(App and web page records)
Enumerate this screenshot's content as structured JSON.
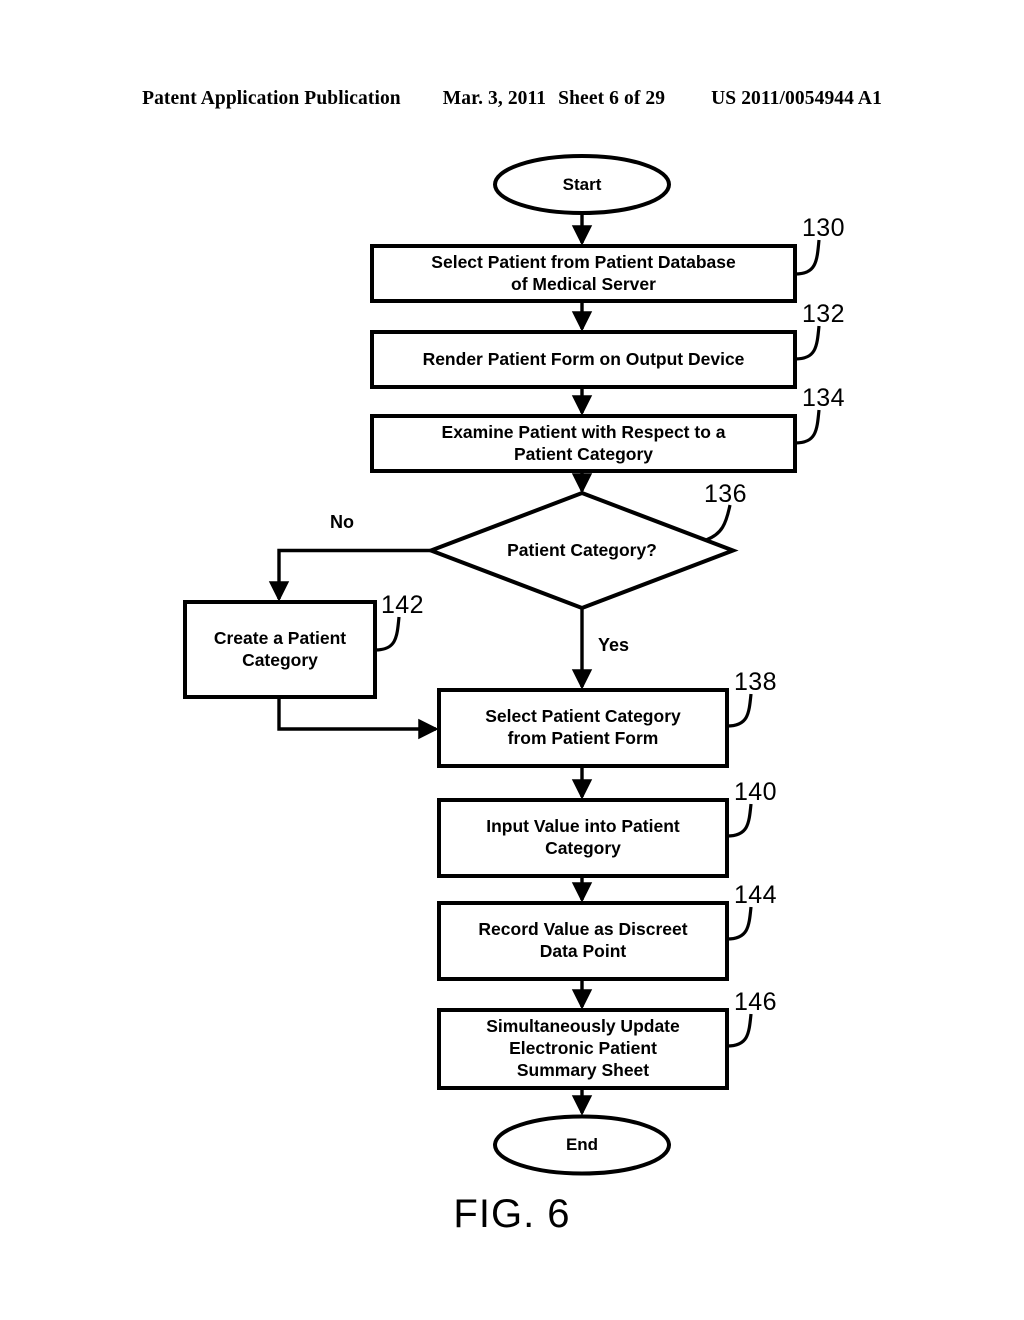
{
  "header": {
    "publication": "Patent Application Publication",
    "date": "Mar. 3, 2011",
    "sheet": "Sheet 6 of 29",
    "patent_number": "US 2011/0054944 A1"
  },
  "figure": {
    "caption": "FIG. 6"
  },
  "flowchart": {
    "type": "flowchart",
    "nodes": [
      {
        "id": "start",
        "shape": "terminator",
        "label": "Start",
        "ref": null
      },
      {
        "id": "n130",
        "shape": "process",
        "label": "Select Patient from Patient Database\nof Medical Server",
        "ref": "130"
      },
      {
        "id": "n132",
        "shape": "process",
        "label": "Render Patient Form on Output Device",
        "ref": "132"
      },
      {
        "id": "n134",
        "shape": "process",
        "label": "Examine Patient with Respect to a\nPatient Category",
        "ref": "134"
      },
      {
        "id": "n136",
        "shape": "decision",
        "label": "Patient Category?",
        "ref": "136"
      },
      {
        "id": "n142",
        "shape": "process",
        "label": "Create a Patient\nCategory",
        "ref": "142"
      },
      {
        "id": "n138",
        "shape": "process",
        "label": "Select Patient Category\nfrom Patient Form",
        "ref": "138"
      },
      {
        "id": "n140",
        "shape": "process",
        "label": "Input Value into Patient\nCategory",
        "ref": "140"
      },
      {
        "id": "n144",
        "shape": "process",
        "label": "Record Value as Discreet\nData Point",
        "ref": "144"
      },
      {
        "id": "n146",
        "shape": "process",
        "label": "Simultaneously Update\nElectronic Patient\nSummary Sheet",
        "ref": "146"
      },
      {
        "id": "end",
        "shape": "terminator",
        "label": "End",
        "ref": null
      }
    ],
    "edges": [
      {
        "from": "start",
        "to": "n130",
        "label": ""
      },
      {
        "from": "n130",
        "to": "n132",
        "label": ""
      },
      {
        "from": "n132",
        "to": "n134",
        "label": ""
      },
      {
        "from": "n134",
        "to": "n136",
        "label": ""
      },
      {
        "from": "n136",
        "to": "n142",
        "label": "No"
      },
      {
        "from": "n136",
        "to": "n138",
        "label": "Yes"
      },
      {
        "from": "n142",
        "to": "n138",
        "label": ""
      },
      {
        "from": "n138",
        "to": "n140",
        "label": ""
      },
      {
        "from": "n140",
        "to": "n144",
        "label": ""
      },
      {
        "from": "n144",
        "to": "n146",
        "label": ""
      },
      {
        "from": "n146",
        "to": "end",
        "label": ""
      }
    ],
    "branch_labels": {
      "no": "No",
      "yes": "Yes"
    },
    "refs": {
      "r130": "130",
      "r132": "132",
      "r134": "134",
      "r136": "136",
      "r138": "138",
      "r140": "140",
      "r142": "142",
      "r144": "144",
      "r146": "146"
    },
    "colors": {
      "stroke": "#000000",
      "fill": "#ffffff",
      "text": "#000000"
    }
  }
}
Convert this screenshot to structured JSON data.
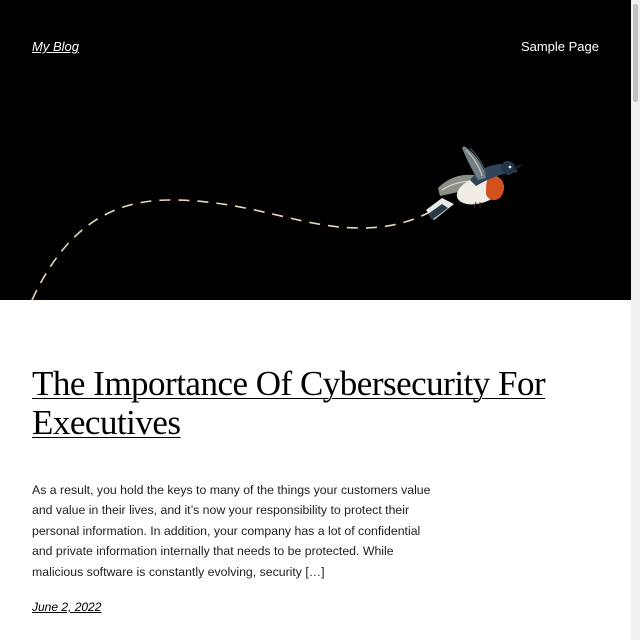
{
  "header": {
    "site_title": "My Blog",
    "nav": [
      {
        "label": "Sample Page"
      }
    ],
    "background_color": "#000000",
    "path_color": "#e8d6b8"
  },
  "post": {
    "title": "The Importance Of Cybersecurity For Executives",
    "excerpt": "As a result, you hold the keys to many of the things your customers value and value in their lives, and it’s now your responsibility to protect their personal information. In addition, your company has a lot of confidential and private information internally that needs to be protected. While malicious software is constantly evolving, security […]",
    "date": "June 2, 2022"
  }
}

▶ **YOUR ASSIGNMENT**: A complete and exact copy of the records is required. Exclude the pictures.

▶ **EXERCISE RESPONSE**:
Enumerate this screenshot's content as structured JSON.
{
  "header": {
    "publication": "Patent Application Publication",
    "date": "Mar. 3, 2011",
    "sheet": "Sheet 6 of 29",
    "patent_number": "US 2011/0054944 A1"
  },
  "figure": {
    "caption": "FIG. 6"
  },
  "flowchart": {
    "type": "flowchart",
    "nodes": [
      {
        "id": "start",
        "shape": "terminator",
        "label": "Start",
        "ref": null
      },
      {
        "id": "n130",
        "shape": "process",
        "label": "Select Patient from Patient Database\nof Medical Server",
        "ref": "130"
      },
      {
        "id": "n132",
        "shape": "process",
        "label": "Render Patient Form on Output Device",
        "ref": "132"
      },
      {
        "id": "n134",
        "shape": "process",
        "label": "Examine Patient with Respect to a\nPatient Category",
        "ref": "134"
      },
      {
        "id": "n136",
        "shape": "decision",
        "label": "Patient Category?",
        "ref": "136"
      },
      {
        "id": "n142",
        "shape": "process",
        "label": "Create a Patient\nCategory",
        "ref": "142"
      },
      {
        "id": "n138",
        "shape": "process",
        "label": "Select Patient Category\nfrom Patient Form",
        "ref": "138"
      },
      {
        "id": "n140",
        "shape": "process",
        "label": "Input Value into Patient\nCategory",
        "ref": "140"
      },
      {
        "id": "n144",
        "shape": "process",
        "label": "Record Value as Discreet\nData Point",
        "ref": "144"
      },
      {
        "id": "n146",
        "shape": "process",
        "label": "Simultaneously Update\nElectronic Patient\nSummary Sheet",
        "ref": "146"
      },
      {
        "id": "end",
        "shape": "terminator",
        "label": "End",
        "ref": null
      }
    ],
    "edges": [
      {
        "from": "start",
        "to": "n130",
        "label": ""
      },
      {
        "from": "n130",
        "to": "n132",
        "label": ""
      },
      {
        "from": "n132",
        "to": "n134",
        "label": ""
      },
      {
        "from": "n134",
        "to": "n136",
        "label": ""
      },
      {
        "from": "n136",
        "to": "n142",
        "label": "No"
      },
      {
        "from": "n136",
        "to": "n138",
        "label": "Yes"
      },
      {
        "from": "n142",
        "to": "n138",
        "label": ""
      },
      {
        "from": "n138",
        "to": "n140",
        "label": ""
      },
      {
        "from": "n140",
        "to": "n144",
        "label": ""
      },
      {
        "from": "n144",
        "to": "n146",
        "label": ""
      },
      {
        "from": "n146",
        "to": "end",
        "label": ""
      }
    ],
    "branch_labels": {
      "no": "No",
      "yes": "Yes"
    },
    "refs": {
      "r130": "130",
      "r132": "132",
      "r134": "134",
      "r136": "136",
      "r138": "138",
      "r140": "140",
      "r142": "142",
      "r144": "144",
      "r146": "146"
    },
    "colors": {
      "stroke": "#000000",
      "fill": "#ffffff",
      "text": "#000000"
    }
  }
}
Convert this screenshot to structured JSON data.
{
  "header": {
    "site_title": "My Blog",
    "nav": [
      {
        "label": "Sample Page"
      }
    ],
    "background_color": "#000000",
    "path_color": "#e8d6b8"
  },
  "post": {
    "title": "The Importance Of Cybersecurity For Executives",
    "excerpt": "As a result, you hold the keys to many of the things your customers value and value in their lives, and it’s now your responsibility to protect their personal information. In addition, your company has a lot of confidential and private information internally that needs to be protected. While malicious software is constantly evolving, security […]",
    "date": "June 2, 2022"
  }
}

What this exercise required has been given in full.